Registration is now open and will close Saturday.
The event offers students the opportunity to learn and leverage Microsoft’s Power Platform and Azure Cloud services to drive an innovation mindset for students in artificial intelligence & data across multiple universities globally, giving them the opportunity to explore real-world problem areas.
The teams, which can include both undergraduate and graduate students, will conduct an initial analysis of the community solar landscape using Microsoft’s platforms (Azure and Power Platform). Microsoft will provide technical expertise to students on how to use the tools, and students can work on ideas. They will then complete a prototype application and deliver a presentation explaining their prototype, including a video demonstrating it.
The event would be conducted remotely and is expected to foster collaboration across universities.
Each team should have a maximum of six members, and there are no defined guidelines on the skillset for each team member.
The hackathon’s goal is to encourage an understanding of the deployment of community solar panel technology for electricity generation in New Jersey. The hackathon is of special relevance for students interested in data science, computer science, environmental issues and public policy.
“The Solar Power Platform Hackathon is a great opportunity for students to help address an important issue of access to clean energy in New Jersey and to learn modern technologies for data science and cloud computing. The students leverage data to develop apps that help policymakers and ordinary citizens in New Jersey with the deployment of and access to solar energy facilities,” Manfred Minimair, professor and director of the M.S. in Data Science program at Seton Hall said.
At the hackathon, a keynote speech will be delivered by Katelyn Gold, director of community engagement at Solar Landscape.
The hackathon enables students to promote sustainability and address the challenge of climate change. It provides students with an opportunity to change the solar energy landscape with their technical and critical thinking skills.

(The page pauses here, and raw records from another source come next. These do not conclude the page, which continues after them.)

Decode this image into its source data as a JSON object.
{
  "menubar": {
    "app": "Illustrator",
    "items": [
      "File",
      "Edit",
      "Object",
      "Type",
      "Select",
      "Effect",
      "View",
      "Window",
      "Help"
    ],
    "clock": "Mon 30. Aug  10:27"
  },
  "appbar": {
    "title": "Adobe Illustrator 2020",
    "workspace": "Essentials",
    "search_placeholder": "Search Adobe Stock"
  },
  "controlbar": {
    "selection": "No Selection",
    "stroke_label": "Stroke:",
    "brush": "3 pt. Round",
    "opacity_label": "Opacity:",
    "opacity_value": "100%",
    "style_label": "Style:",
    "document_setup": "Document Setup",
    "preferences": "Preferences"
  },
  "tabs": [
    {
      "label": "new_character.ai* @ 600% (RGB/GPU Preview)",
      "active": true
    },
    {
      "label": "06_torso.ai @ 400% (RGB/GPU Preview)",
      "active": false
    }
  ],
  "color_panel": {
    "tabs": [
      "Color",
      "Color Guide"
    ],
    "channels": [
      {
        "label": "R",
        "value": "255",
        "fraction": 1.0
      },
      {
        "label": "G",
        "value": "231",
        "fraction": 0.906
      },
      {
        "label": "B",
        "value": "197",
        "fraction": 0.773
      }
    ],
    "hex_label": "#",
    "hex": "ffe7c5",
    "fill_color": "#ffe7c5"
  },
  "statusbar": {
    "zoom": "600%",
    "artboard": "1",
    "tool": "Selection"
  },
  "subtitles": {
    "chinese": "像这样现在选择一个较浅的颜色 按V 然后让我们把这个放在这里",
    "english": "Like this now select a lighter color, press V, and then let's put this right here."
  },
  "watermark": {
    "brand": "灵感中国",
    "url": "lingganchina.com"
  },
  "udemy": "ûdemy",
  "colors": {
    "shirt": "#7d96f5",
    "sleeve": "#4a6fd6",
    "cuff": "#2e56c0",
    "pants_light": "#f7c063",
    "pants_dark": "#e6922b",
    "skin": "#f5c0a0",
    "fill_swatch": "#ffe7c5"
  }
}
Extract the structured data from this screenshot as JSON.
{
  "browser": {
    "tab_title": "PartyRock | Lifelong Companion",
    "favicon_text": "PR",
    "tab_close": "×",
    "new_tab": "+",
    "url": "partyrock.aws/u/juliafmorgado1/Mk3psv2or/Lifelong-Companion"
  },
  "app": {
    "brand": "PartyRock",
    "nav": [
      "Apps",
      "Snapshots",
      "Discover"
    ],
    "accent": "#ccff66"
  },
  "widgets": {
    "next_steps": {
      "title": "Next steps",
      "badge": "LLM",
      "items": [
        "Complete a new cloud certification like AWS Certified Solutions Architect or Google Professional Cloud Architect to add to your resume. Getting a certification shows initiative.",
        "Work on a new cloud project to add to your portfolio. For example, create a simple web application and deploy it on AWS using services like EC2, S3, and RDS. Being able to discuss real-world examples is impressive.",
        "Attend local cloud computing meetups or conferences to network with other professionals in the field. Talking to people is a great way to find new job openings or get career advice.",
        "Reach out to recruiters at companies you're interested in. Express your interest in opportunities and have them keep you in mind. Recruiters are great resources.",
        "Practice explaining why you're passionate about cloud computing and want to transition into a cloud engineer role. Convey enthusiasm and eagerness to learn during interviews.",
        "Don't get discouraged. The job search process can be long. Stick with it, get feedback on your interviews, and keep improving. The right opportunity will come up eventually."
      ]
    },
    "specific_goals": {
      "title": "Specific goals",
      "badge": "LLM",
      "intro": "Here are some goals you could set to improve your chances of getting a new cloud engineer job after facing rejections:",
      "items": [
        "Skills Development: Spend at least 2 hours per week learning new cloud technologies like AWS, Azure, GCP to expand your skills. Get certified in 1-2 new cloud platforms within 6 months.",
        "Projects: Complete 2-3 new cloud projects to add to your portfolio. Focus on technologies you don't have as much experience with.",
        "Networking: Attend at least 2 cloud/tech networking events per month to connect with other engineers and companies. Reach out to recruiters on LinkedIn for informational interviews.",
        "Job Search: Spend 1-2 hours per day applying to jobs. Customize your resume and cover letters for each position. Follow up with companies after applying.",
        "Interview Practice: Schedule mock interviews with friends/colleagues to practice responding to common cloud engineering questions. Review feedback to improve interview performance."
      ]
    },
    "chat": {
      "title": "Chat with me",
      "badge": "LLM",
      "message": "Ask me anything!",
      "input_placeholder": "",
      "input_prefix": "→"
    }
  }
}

Students from all educational disciplines are encouraged to participate.